Vawter: AMSO could start shale production in a ‘year or two’

RANGELY — Glenn Vawter’s fascination with oil shale began in 1958 when he participated in a field trip to this area while attending Colorado School of Mines.
Vawter shared his knowledge of oil shale during a presentation Sept. 23 at a Community Networking Group meeting at Colorado Northwestern Community College.
He said the first known use of processed shale came from an English patent in 1694 and Native Americans used it for fire fuel. Shale began to be processed commercially in the United States in the 1920s to fuel the automobile, but the Texas oil strikes led to the first bust era.
Small scale developments continued through the ’30s and ’40s, most notably the Anvil Points mine near Rifle and tar sand mining in Carbon County, Utah. The ‘70s Arab oil embargo led to the Unocal mine and plant being built in Parachute and the government’s creation of the Synthetic Fuels Corporation.
By the end of the 1970s, a stabilized oil supply and falling prices made the shale program no longer viable and the plant closed in 1982. In the late ‘90s, advancing technologies, escalating oil prices and worldwide demand renewed interest in shale production.
A handful of other countries, including Russia, China, Australia, Canada, Brazil and Estonia are producing shale oil, but of all the deposits in the world, the Piceance Basin holds the richest reserves, an estimated 400 billion barrels of recoverable oil. The deposit is about 1,000 feet thick and holds up to 2 million barrels per acre.
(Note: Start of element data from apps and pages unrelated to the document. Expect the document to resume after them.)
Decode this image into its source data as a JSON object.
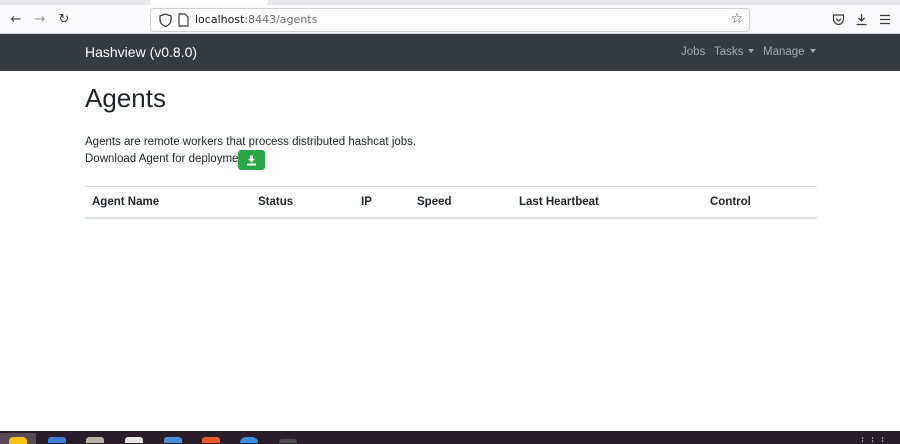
{
  "browser": {
    "url_host": "localhost",
    "url_path": ":8443/agents"
  },
  "navbar": {
    "brand": "Hashview (v0.8.0)",
    "items": [
      {
        "label": "Jobs",
        "dropdown": false
      },
      {
        "label": "Tasks",
        "dropdown": true
      },
      {
        "label": "Manage",
        "dropdown": true
      }
    ]
  },
  "main": {
    "title": "Agents",
    "description": "Agents are remote workers that process distributed hashcat jobs.",
    "download_label": "Download Agent for deployment",
    "download_icon": "download-icon"
  },
  "table": {
    "columns": [
      "Agent Name",
      "Status",
      "IP",
      "Speed",
      "Last Heartbeat",
      "Control"
    ],
    "rows": []
  },
  "colors": {
    "navbar_bg": "#343a40",
    "success": "#28a745",
    "taskbar_bg": "#2b1d2a"
  }
}
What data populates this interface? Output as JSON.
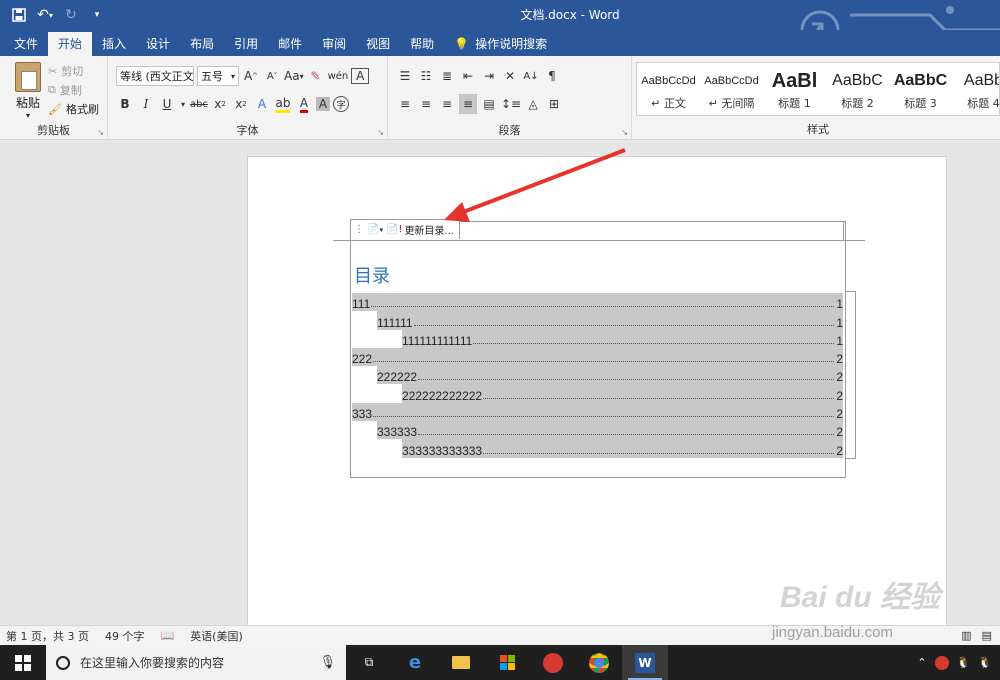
{
  "titlebar": {
    "title": "文档.docx  -  Word",
    "accent": "#2b579a"
  },
  "tabs": [
    {
      "label": "文件"
    },
    {
      "label": "开始",
      "active": true
    },
    {
      "label": "插入"
    },
    {
      "label": "设计"
    },
    {
      "label": "布局"
    },
    {
      "label": "引用"
    },
    {
      "label": "邮件"
    },
    {
      "label": "审阅"
    },
    {
      "label": "视图"
    },
    {
      "label": "帮助"
    },
    {
      "label": "操作说明搜索"
    }
  ],
  "clipboard": {
    "paste": "粘贴",
    "cut": "剪切",
    "copy": "复制",
    "format_painter": "格式刷",
    "group": "剪贴板"
  },
  "font": {
    "name": "等线 (西文正文",
    "size": "五号",
    "case_btn": "Aa",
    "group": "字体"
  },
  "paragraph": {
    "group": "段落"
  },
  "styles": {
    "group": "样式",
    "items": [
      {
        "sample": "AaBbCcDd",
        "name": "↵ 正文"
      },
      {
        "sample": "AaBbCcDd",
        "name": "↵ 无间隔"
      },
      {
        "sample": "AaBl",
        "name": "标题 1"
      },
      {
        "sample": "AaBbC",
        "name": "标题 2"
      },
      {
        "sample": "AaBbC",
        "name": "标题 3"
      },
      {
        "sample": "AaBb",
        "name": "标题 4"
      }
    ]
  },
  "toc": {
    "update_label": "更新目录...",
    "title": "目录",
    "title_color": "#2e74b5",
    "entries": [
      {
        "text": "111",
        "page": "1",
        "level": 1
      },
      {
        "text": "111111",
        "page": "1",
        "level": 2
      },
      {
        "text": "111111111111",
        "page": "1",
        "level": 3
      },
      {
        "text": "222",
        "page": "2",
        "level": 1
      },
      {
        "text": "222222",
        "page": "2",
        "level": 2
      },
      {
        "text": "222222222222",
        "page": "2",
        "level": 3
      },
      {
        "text": "333",
        "page": "2",
        "level": 1
      },
      {
        "text": "333333",
        "page": "2",
        "level": 2
      },
      {
        "text": "333333333333",
        "page": "2",
        "level": 3
      }
    ]
  },
  "status": {
    "page": "第 1 页，共 3 页",
    "words": "49 个字",
    "language": "英语(美国)"
  },
  "taskbar": {
    "search_placeholder": "在这里输入你要搜索的内容"
  },
  "watermark": {
    "brand": "Bai du 经验",
    "url": "jingyan.baidu.com"
  }
}
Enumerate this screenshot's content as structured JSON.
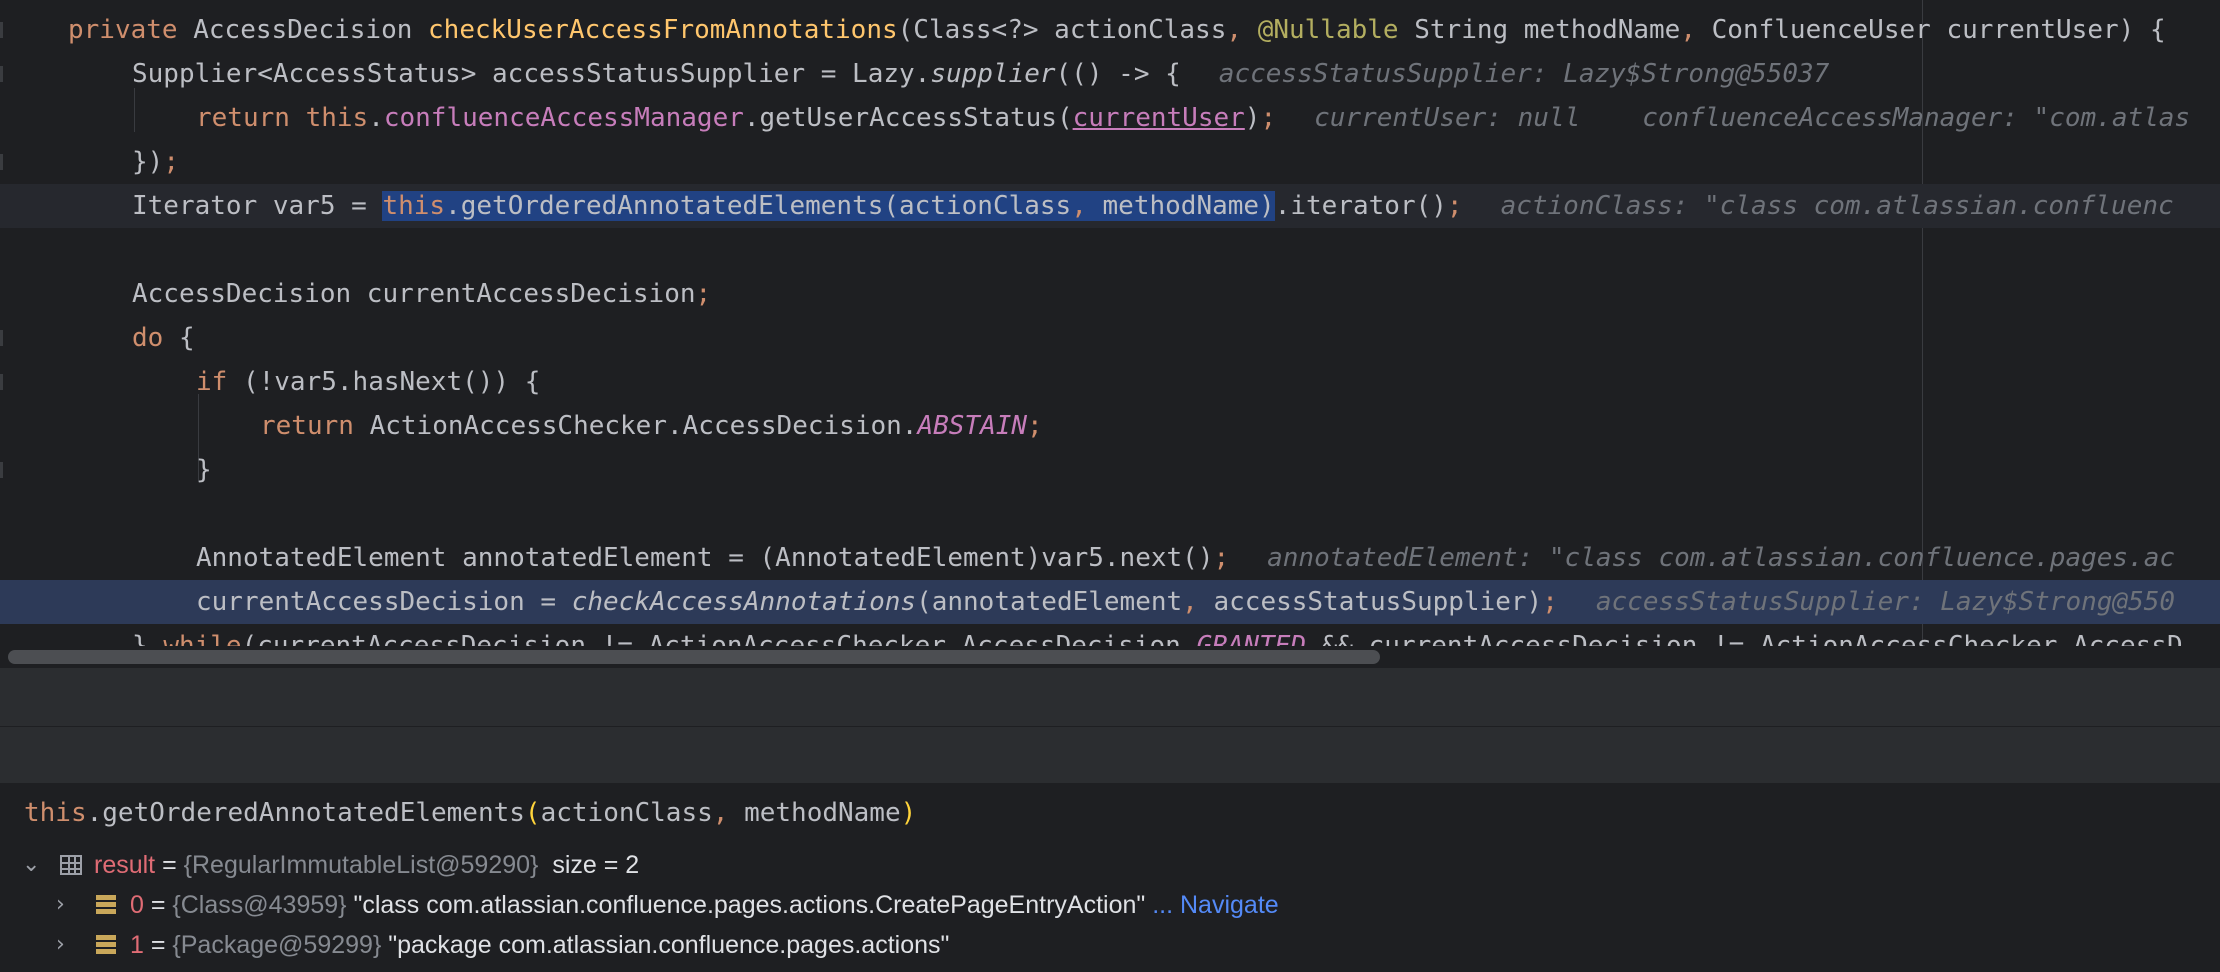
{
  "editor": {
    "lines": [
      {
        "kind": "code",
        "text": "private AccessDecision checkUserAccessFromAnnotations(Class<?> actionClass, @Nullable String methodName, ConfluenceUser currentUser) {"
      },
      {
        "kind": "code",
        "text": "Supplier<AccessStatus> accessStatusSupplier = Lazy.supplier(() -> {",
        "inlay": "accessStatusSupplier: Lazy$Strong@55037"
      },
      {
        "kind": "code",
        "text": "return this.confluenceAccessManager.getUserAccessStatus(currentUser);",
        "inlay": "currentUser: null",
        "inlay2": "confluenceAccessManager: \"com.atlas"
      },
      {
        "kind": "code",
        "text": "});"
      },
      {
        "kind": "code",
        "text": "Iterator var5 = this.getOrderedAnnotatedElements(actionClass, methodName).iterator();",
        "inlay": "actionClass: \"class com.atlassian.confluenc"
      },
      {
        "kind": "code",
        "text": ""
      },
      {
        "kind": "code",
        "text": "AccessDecision currentAccessDecision;"
      },
      {
        "kind": "code",
        "text": "do {"
      },
      {
        "kind": "code",
        "text": "if (!var5.hasNext()) {"
      },
      {
        "kind": "code",
        "text": "return ActionAccessChecker.AccessDecision.ABSTAIN;"
      },
      {
        "kind": "code",
        "text": "}"
      },
      {
        "kind": "code",
        "text": ""
      },
      {
        "kind": "code",
        "text": "AnnotatedElement annotatedElement = (AnnotatedElement)var5.next();",
        "inlay": "annotatedElement: \"class com.atlassian.confluence.pages.ac"
      },
      {
        "kind": "code",
        "text": "currentAccessDecision = checkAccessAnnotations(annotatedElement, accessStatusSupplier);",
        "inlay": "accessStatusSupplier: Lazy$Strong@550"
      },
      {
        "kind": "code",
        "text": "} while(currentAccessDecision != ActionAccessChecker.AccessDecision.GRANTED && currentAccessDecision != ActionAccessChecker.AccessD"
      }
    ]
  },
  "debugger": {
    "expression": "this.getOrderedAnnotatedElements(actionClass, methodName)",
    "result": {
      "name": "result",
      "eq": " = ",
      "type": "{RegularImmutableList@59290}",
      "size": "size = 2"
    },
    "children": [
      {
        "index": "0",
        "type": "{Class@43959}",
        "value": "\"class com.atlassian.confluence.pages.actions.CreatePageEntryAction\"",
        "link": "... Navigate"
      },
      {
        "index": "1",
        "type": "{Package@59299}",
        "value": "\"package com.atlassian.confluence.pages.actions\"",
        "link": ""
      }
    ]
  },
  "icons": [
    "chevron-down-icon",
    "chevron-right-icon",
    "table-icon",
    "list-icon"
  ],
  "colors": {
    "editor_bg": "#1e1f22",
    "keyword": "#cf8e6d",
    "selection": "#214283",
    "exec_line": "#2d3a58",
    "error_name": "#e06c75",
    "link": "#548af7"
  }
}
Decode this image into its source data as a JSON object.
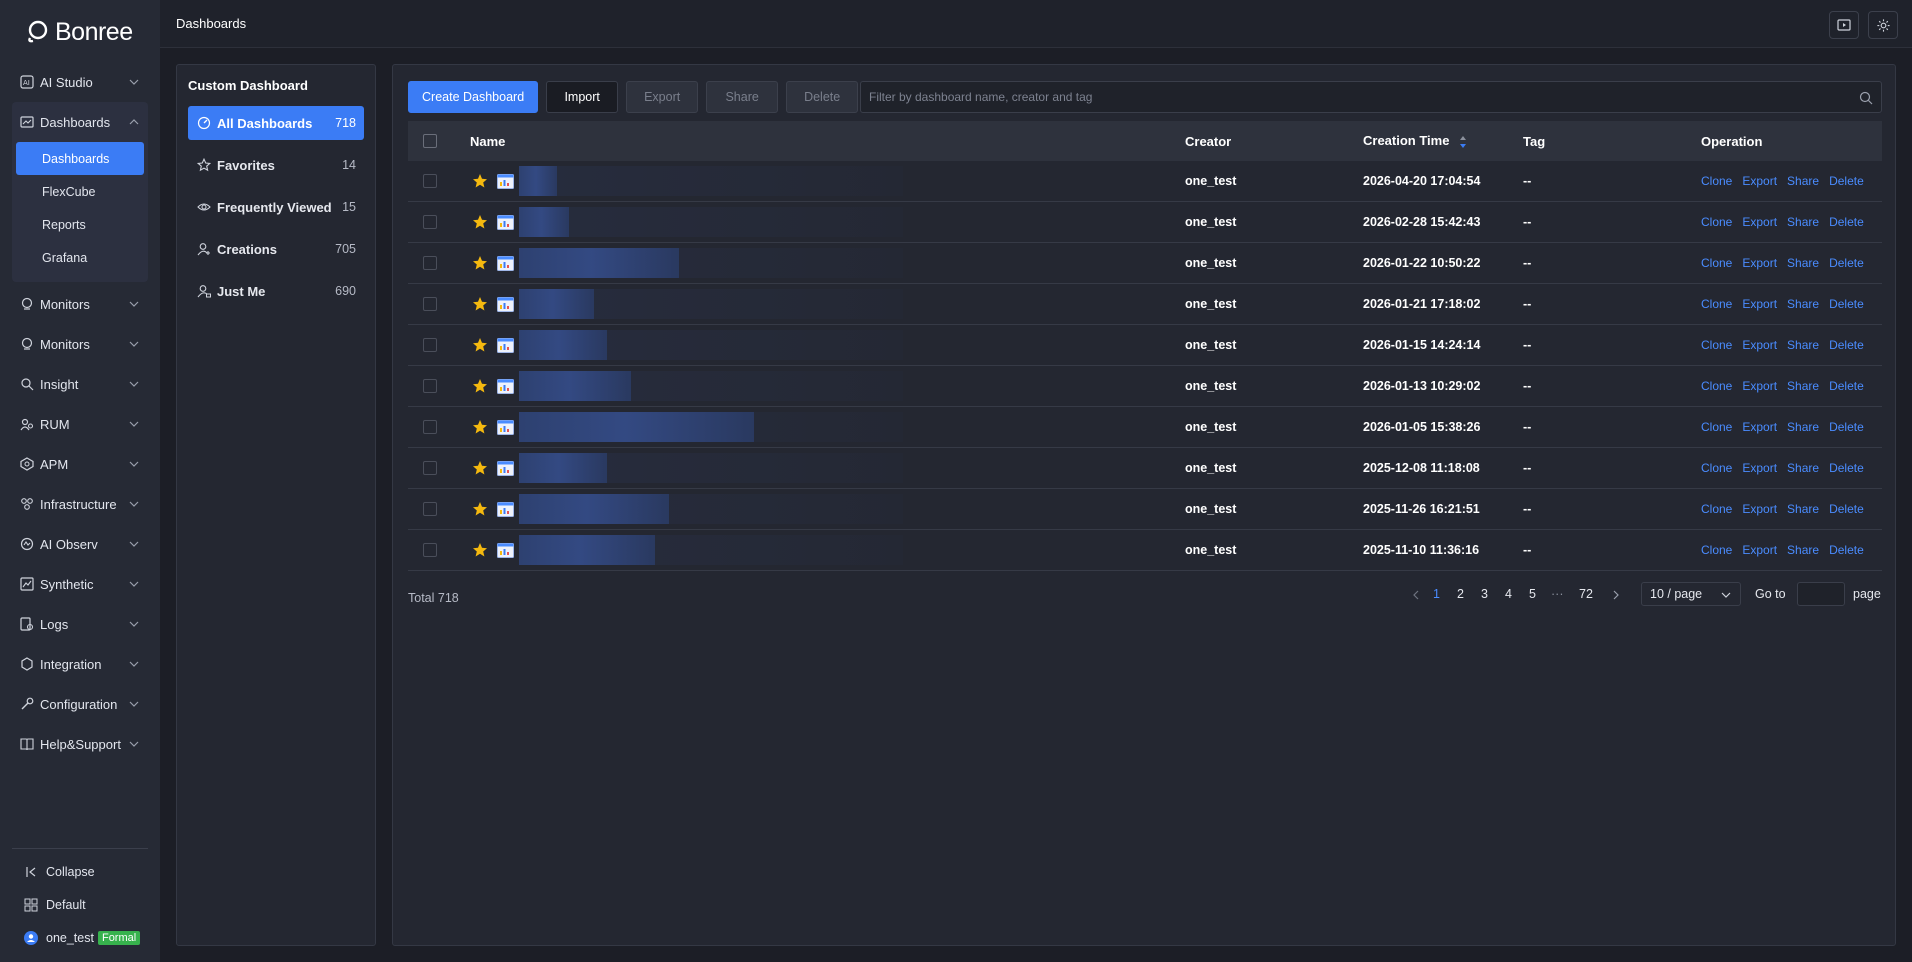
{
  "brand": {
    "name": "Bonree"
  },
  "nav": {
    "items_top": [
      {
        "label": "AI Studio",
        "icon": "ai-studio-icon"
      }
    ],
    "dashboards_group": {
      "label": "Dashboards",
      "sub_items": [
        "Dashboards",
        "FlexCube",
        "Reports",
        "Grafana"
      ]
    },
    "items": [
      {
        "label": "Monitors",
        "icon": "monitor-icon"
      },
      {
        "label": "Monitors",
        "icon": "monitor-icon"
      },
      {
        "label": "Insight",
        "icon": "insight-icon"
      },
      {
        "label": "RUM",
        "icon": "rum-icon"
      },
      {
        "label": "APM",
        "icon": "apm-icon"
      },
      {
        "label": "Infrastructure",
        "icon": "infrastructure-icon"
      },
      {
        "label": "AI Observ",
        "icon": "ai-observ-icon"
      },
      {
        "label": "Synthetic",
        "icon": "synthetic-icon"
      },
      {
        "label": "Logs",
        "icon": "logs-icon"
      },
      {
        "label": "Integration",
        "icon": "integration-icon"
      },
      {
        "label": "Configuration",
        "icon": "configuration-icon"
      },
      {
        "label": "Help&Support",
        "icon": "help-icon"
      }
    ],
    "bottom": {
      "collapse": "Collapse",
      "workspace": "Default",
      "user": "one_test",
      "user_badge": "Formal"
    }
  },
  "topbar": {
    "title": "Dashboards"
  },
  "panel": {
    "title": "Custom Dashboard",
    "categories": [
      {
        "label": "All Dashboards",
        "count": "718",
        "icon": "dashboard-gauge-icon",
        "active": true
      },
      {
        "label": "Favorites",
        "count": "14",
        "icon": "star-outline-icon"
      },
      {
        "label": "Frequently Viewed",
        "count": "15",
        "icon": "eye-icon"
      },
      {
        "label": "Creations",
        "count": "705",
        "icon": "user-add-icon"
      },
      {
        "label": "Just Me",
        "count": "690",
        "icon": "user-lock-icon"
      }
    ]
  },
  "toolbar": {
    "create": "Create Dashboard",
    "import": "Import",
    "export": "Export",
    "share": "Share",
    "delete": "Delete",
    "search_placeholder": "Filter by dashboard name, creator and tag"
  },
  "table": {
    "headers": {
      "name": "Name",
      "creator": "Creator",
      "time": "Creation Time",
      "tag": "Tag",
      "operation": "Operation"
    },
    "op_labels": {
      "clone": "Clone",
      "export": "Export",
      "share": "Share",
      "delete": "Delete"
    },
    "rows": [
      {
        "creator": "one_test",
        "time": "2026-04-20 17:04:54",
        "tag": "--"
      },
      {
        "creator": "one_test",
        "time": "2026-02-28 15:42:43",
        "tag": "--"
      },
      {
        "creator": "one_test",
        "time": "2026-01-22 10:50:22",
        "tag": "--"
      },
      {
        "creator": "one_test",
        "time": "2026-01-21 17:18:02",
        "tag": "--"
      },
      {
        "creator": "one_test",
        "time": "2026-01-15 14:24:14",
        "tag": "--"
      },
      {
        "creator": "one_test",
        "time": "2026-01-13 10:29:02",
        "tag": "--"
      },
      {
        "creator": "one_test",
        "time": "2026-01-05 15:38:26",
        "tag": "--"
      },
      {
        "creator": "one_test",
        "time": "2025-12-08 11:18:08",
        "tag": "--"
      },
      {
        "creator": "one_test",
        "time": "2025-11-26 16:21:51",
        "tag": "--"
      },
      {
        "creator": "one_test",
        "time": "2025-11-10 11:36:16",
        "tag": "--"
      }
    ]
  },
  "pagination": {
    "total": "Total 718",
    "pages": [
      "1",
      "2",
      "3",
      "4",
      "5"
    ],
    "ellipsis": "···",
    "last": "72",
    "page_size": "10 / page",
    "goto": "Go to",
    "page_suffix": "page"
  },
  "colors": {
    "accent": "#3b7cf5",
    "link": "#4a8cff",
    "star": "#f5b90f"
  }
}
In addition to Shell’s Mahogany Ridge project, several other companies are testing various production techniques.
ExxonMobil is using a process called Electrofrac to fracture and heat the shale, Chevron is trying a CO2 and chemical injection system, AMSO is developing an underground retort and pumping system and EcoShale will use surface pits as retorts for its conventionally mined shale.
Shell’s program is probably the furthest along, but company officials say they still need a few more years to prove its “freeze-wall” technology is viable. AMSO says it could be in production within “a year or two.”
The challenges of emerging technologies, investment risk, political shenanigans and regulatory hurdles still remain. Although 160-acre research and development leases have been granted, leasing of BLM lands for production use is still pending and production royalty rates haven’t been set yet. Environmental and social concerns are still being addressed. Vawter said he thinks development is shifting from Garfield County to Rio Blanco County and the resulting impacts will only increase.
When asked about the increased power needs to supply these projects, Vawter said several different options are being evaluated, included using captured natural gas from the drilling process to fuel an electric generation plant somewhere in this area. He was also asked about per barrel price and how it would effect the current project’s viability.
“As long as oil stays above the $60 to $70 a barrel range, all these will remain very viable,” he said. “And we don’t see it getting back that far now or in the future.”